Almost all male teenagers (99 percent) who had first had sexual intercourse at ages 18 or 19 used a method of contraception, compared with 82 percent of those who were 17 and under at first sex.

Using contraception at first sex is an important indicator of future use. The data shows that young women who did not use a method of contraception at first sexual intercourse were twice as likely to become teen mothers as those who used a method.

Not surprisingly, the most common form of contraception used at first intercourse was the condom. Condoms are inexpensive and easily accessible. And, they are the only method of contraception that also protects against sexually transmitted diseases. Condom use is a nearly universal experience—97 percent of sexually active teen girls said they had used a condom.

The next most popular method was withdrawal, which had been used by 60 percent of sexually active teen girls, followed by the pill at 54 percent. Fifteen percent of sexually active girls had used Depo-Provera (sometimes called the contraceptive shot), 5 percent had used the ring, 3 percent had used intrauterine devices (IUDs), 2 percent had used the patch, and 2 percent had used the contraceptive implant.

One of the more interesting findings was the increased use of emergency contraception.

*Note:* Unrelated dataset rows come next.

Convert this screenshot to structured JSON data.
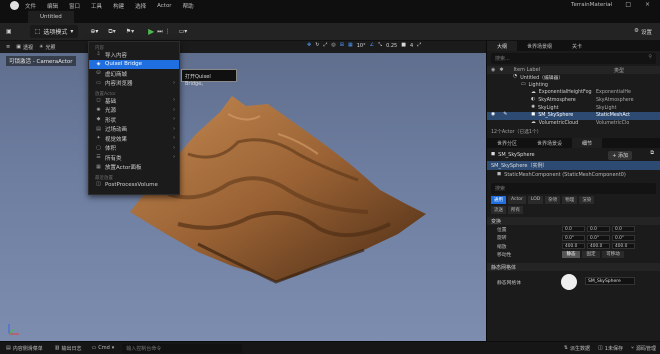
{
  "menubar": {
    "items": [
      "文件",
      "编辑",
      "窗口",
      "工具",
      "构建",
      "选择",
      "Actor",
      "帮助"
    ],
    "project_name": "TerrainMaterial",
    "window_controls": "– □ ×"
  },
  "tab": {
    "title": "Untitled"
  },
  "toolbar": {
    "mode_label": "选项模式",
    "settings_label": "设置"
  },
  "viewport_toolbar": {
    "perspective": "透视",
    "lit": "光照",
    "snap_angle": "10°",
    "snap_scale": "0.25",
    "camera_speed": "4"
  },
  "viewport": {
    "label": "可锁激活 - CameraActor"
  },
  "dropdown": {
    "header_content": "内容",
    "items_top": [
      {
        "label": "导入内容",
        "icon": "import-icon"
      },
      {
        "label": "Quixel Bridge",
        "icon": "bridge-icon",
        "highlighted": true
      },
      {
        "label": "虚幻商城",
        "icon": "marketplace-icon"
      },
      {
        "label": "内容浏览器",
        "icon": "folder-icon",
        "submenu": true
      }
    ],
    "header_place": "放置Actor",
    "items_place": [
      {
        "label": "基础",
        "submenu": true
      },
      {
        "label": "光源",
        "submenu": true
      },
      {
        "label": "形状",
        "submenu": true
      },
      {
        "label": "过场动画",
        "submenu": true
      },
      {
        "label": "视觉效果",
        "submenu": true
      },
      {
        "label": "体积",
        "submenu": true
      },
      {
        "label": "所有类",
        "submenu": true
      },
      {
        "label": "放置Actor面板"
      }
    ],
    "header_recent": "最近放置",
    "items_recent": [
      {
        "label": "PostProcessVolume"
      }
    ]
  },
  "tooltip": {
    "text": "打开Quixel Bridge。"
  },
  "outliner": {
    "tabs": [
      "大纲",
      "世界场景纲",
      "关卡"
    ],
    "search_placeholder": "搜索...",
    "col_label": "Item Label",
    "col_type": "类型",
    "rows": [
      {
        "label": "Untitled（编辑器）",
        "type": "",
        "indent": 1
      },
      {
        "label": "Lighting",
        "type": "",
        "indent": 2
      },
      {
        "label": "ExponentialHeightFog",
        "type": "ExponentialHe",
        "indent": 3
      },
      {
        "label": "SkyAtmosphere",
        "type": "SkyAtmosphere",
        "indent": 3
      },
      {
        "label": "SkyLight",
        "type": "SkyLight",
        "indent": 3
      },
      {
        "label": "SM_SkySphere",
        "type": "StaticMeshAct",
        "indent": 3,
        "selected": true
      },
      {
        "label": "VolumetricCloud",
        "type": "VolumetricClo",
        "indent": 3
      }
    ],
    "count_text": "12个Actor（已选1个）"
  },
  "details": {
    "tabs": [
      "世界分区",
      "世界场景设",
      "细节"
    ],
    "actor_name": "SM_SkySphere",
    "add_label": "+ 添加",
    "components": [
      {
        "label": "SM_SkySphere（实例）",
        "selected": true
      },
      {
        "label": "StaticMeshComponent (StaticMeshComponent0)"
      }
    ],
    "search_placeholder": "搜索",
    "categories": [
      "通用",
      "Actor",
      "LOD",
      "杂项",
      "物理",
      "渲染",
      "流送",
      "所有"
    ],
    "section_transform": "变换",
    "transform": [
      {
        "label": "位置",
        "x": "0.0",
        "y": "0.0",
        "z": "0.0"
      },
      {
        "label": "旋转",
        "x": "0.0°",
        "y": "0.0°",
        "z": "0.0°"
      },
      {
        "label": "缩放",
        "x": "400.0",
        "y": "400.0",
        "z": "400.0"
      }
    ],
    "mobility_label": "移动性",
    "mobility": [
      "静态",
      "固定",
      "可移动"
    ],
    "section_mesh": "静态网格体",
    "mesh_label": "静态网格体",
    "mesh_value": "SM_SkySphere"
  },
  "bottombar": {
    "content_drawer": "内容侧滑菜单",
    "output_log": "输出日志",
    "cmd": "Cmd",
    "cmd_placeholder": "输入控制台命令",
    "derived_data": "派生数据",
    "unsaved": "1未保存",
    "source_control": "源码管理"
  },
  "colors": {
    "accent": "#1f6fe0",
    "selection": "#2c4a72",
    "play": "#4fb84f",
    "sky": "#6e7ea0",
    "sand": "#a0683a"
  }
}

In 2002, 8 percent of female teenagers who had ever had sexual intercourse said they had used emergency contraception, compared to 22 percent in 2011–2013. This 14 percent increase over a decade likely reflects increased access to this important method of preventing pregnancy.

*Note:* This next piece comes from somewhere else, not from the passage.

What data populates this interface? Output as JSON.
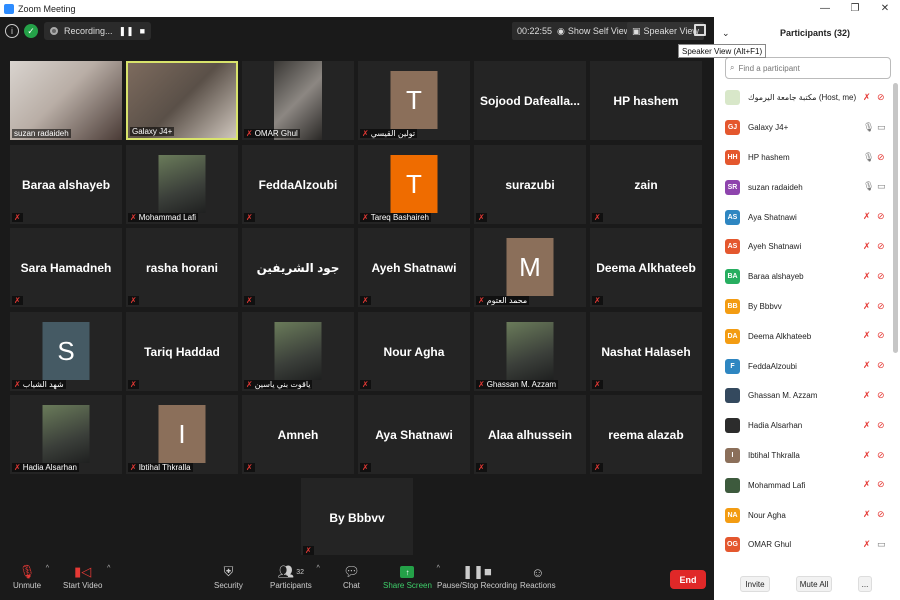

Emergency contraception (EC) is a high dose of hormones, similar to those in birth control pills, that inhibit ovulation. EC can prevent pregnancy if taken within three to five days of unprotected intercourse. The sooner it is taken, the better it works, which is why advocates wanted this drug to be available without a prescription.

Efforts to win FDA approval for over-the-counter status took the better part of a decade. While advocates argued for easy access, opponents suggested that making it more readily available would increase promiscuity, especially in teens and young women.

In 2009, one of the available versions of EC—marketed as Plan B One-Step—was approved for over-the-counter sale, but only to women 17 and older. Younger women still needed a prescription. In April 2013, the age restriction was dropped to women 15 and older. In June of that year, the FDA—complying with a district court ruling—declared that Plan B One-Step would be available without a prescription for “all women of reproductive potential,” regardless of age.

The new data can’t show definitively that OTC access is the reason that EC use is up among teens, but many experts believe it’s a factor. Of course, experts note that rising use of EC is a bit of a double-edged sword. While it has likely helped prevent unintended pregnancy, it is also a sign that some young people continue to have unprotected sex.